> **Dataset content**
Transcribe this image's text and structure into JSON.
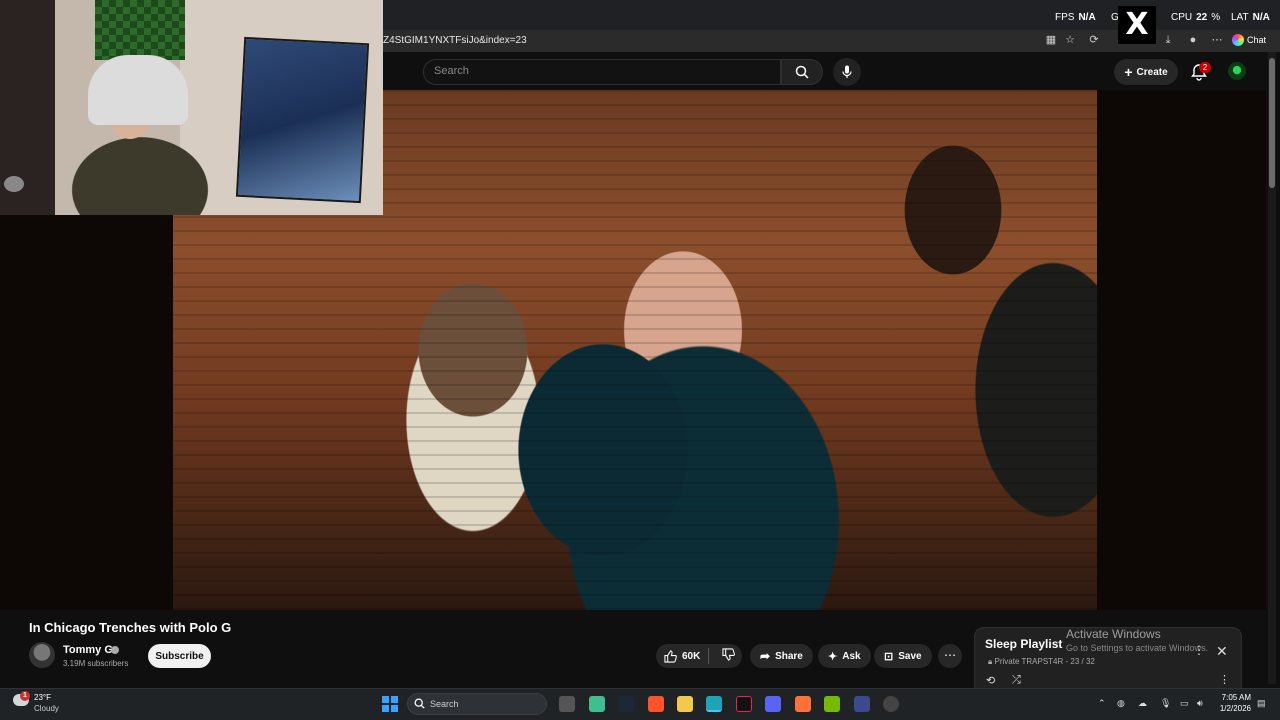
{
  "browser": {
    "url": "Z4StGIM1YNXTFsiJo&index=23",
    "chat_label": "Chat"
  },
  "perf_overlay": {
    "fps_label": "FPS",
    "fps_value": "N/A",
    "gpu_label": "G",
    "cpu_label": "CPU",
    "cpu_value": "22",
    "cpu_unit": "%",
    "lat_label": "LAT",
    "lat_value": "N/A"
  },
  "header": {
    "search_placeholder": "Search",
    "create_label": "Create",
    "notification_count": "2"
  },
  "video": {
    "title": "In Chicago Trenches with Polo G",
    "channel_name": "Tommy G",
    "subscribers": "3.19M subscribers",
    "subscribe_label": "Subscribe",
    "likes": "60K",
    "share_label": "Share",
    "ask_label": "Ask",
    "save_label": "Save"
  },
  "playlist": {
    "title": "Sleep Playlist",
    "meta": "Private TRAPST4R - 23 / 32"
  },
  "watermark": {
    "title": "Activate Windows",
    "subtitle": "Go to Settings to activate Windows."
  },
  "taskbar": {
    "weather_alert": "1",
    "temperature": "23°F",
    "condition": "Cloudy",
    "search_label": "Search",
    "time": "7:05 AM",
    "date": "1/2/2026"
  }
}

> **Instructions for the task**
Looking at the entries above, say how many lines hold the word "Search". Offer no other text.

> **Output of the task**
2